Eva Marie: Your title includes the tagline: Unshakable faith in unthinkable circumstances. Carol, I believe many of us WANT unshakable faith, but would never desire the unthinkable circumstances, which - of course - builds faith. And I believe Abraham's faith which sustained him when God told him to lay Isaac down came about by the years and years (and years) of trusting God for a son, years and years (and years) of trusting God while walking about, trying to "find a home." How would you respond to someone who says, "I want the faith...but not the circumstances?"
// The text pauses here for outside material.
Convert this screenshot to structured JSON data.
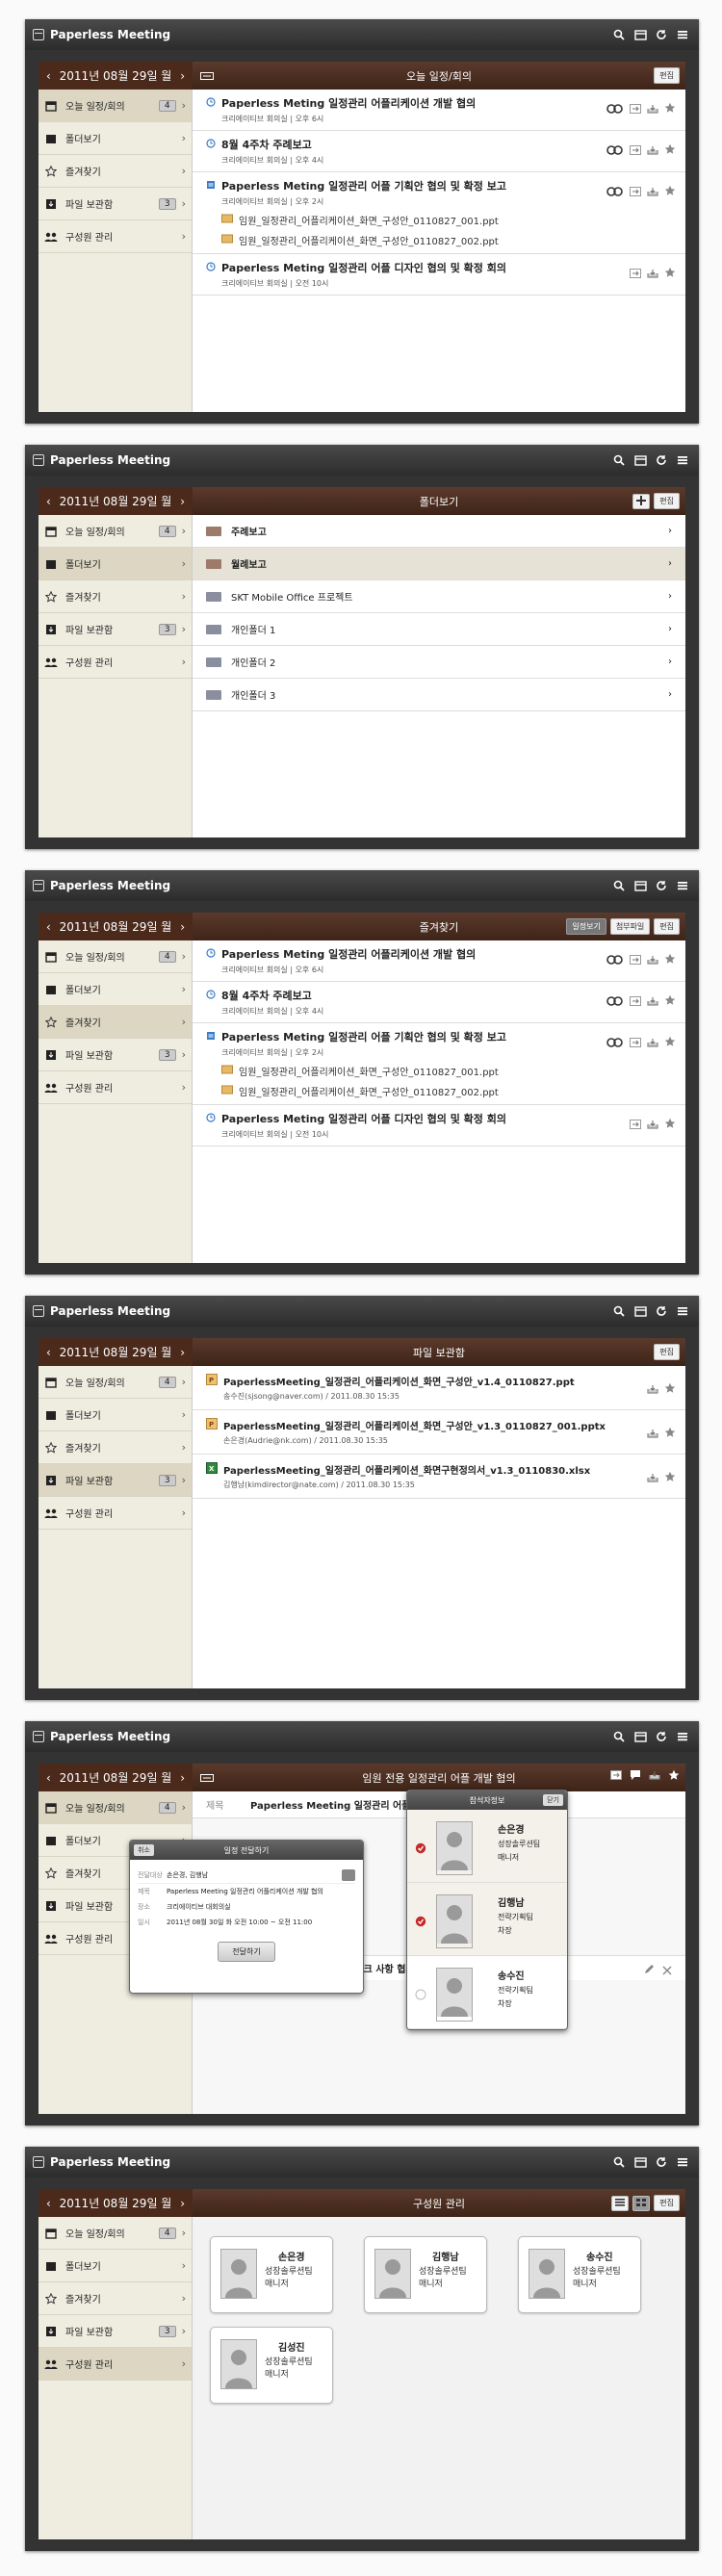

Carol: When a Christian is faced with a crisis so big that the rest of his/her life is forever altered, a choice must be made. We either affirm or reject our faith. We come to a place of saying, "God is sovereign; He makes no mistakes; He is good and trustworthy," or we turn our backs on Him, because on the surface, what He has allowed seems unfair and at times, cruel.
Abraham had "history" with God. He trusted Him so much that even if Isaac died on that altar, He believed God could bring him back to life. In obedience, he "laid his Isaac down." In the original language of the Bible the term for "laying down" as used in the Genesis 22 passage means "a lifting up." It was an act of worship for Abraham to lay Isaac on the altar.
My personal history with God includes the belief that a better day is coming - that this life is not all there is. If I focus on that truth, then I know whether my son walks in freedom in this lifetime or in the next, one day he will indeed walk in freedom. For this season of his life, he is in prison ministry with maximum-security inmates - as an inmate, servicing God from his prison cell.
My purpose in writing this book is not to scare people into thinking that if they commit their lives to God, bad things will happen to them or to their family members. All of our journeys are different. However, there is a cost to being a Christ-follower (James 1:2). The surprising comfort is that when God seems the most absent, He is the most present, and the cup of suffering can become the cup of joy. I would never have chosen this testimony or this unthinkable future for my only child, but I will not waste it. What has happened to us can become a platform upon which we declare hope, faith, and truth to those who are watching our reactions and listening to our story.
I have not yet mentioned in this interview how deeply grieved Gene and I were for the family who lost their son/brother at the hands of our son. We continue to grieve for them. Even though we believe our son's mental state was altered by his extreme fear for the safety of his stepdaughters, God never goes against His Word. What our son did was against the laws of God and man.
Eva Marie: Thank you, Carol...so very, very much.... (And now my readers know why I love you - and Gene, and your entire family - with all my heart!)
For more information on Speak Up for Hope, contact Carol at: www.SpeakUpforHope.org or call toll free 888.987.1212.
Award-winning national speaker, Eva Marie Everson's work includes Intimate Moments with God and Intimate Encounters with God (Cook). She is the author of Shadow of Dreams, Summon the Shadows and Shadow of Light. (Barbour Fiction) She can be contacted for comments or for speaking engagement bookings at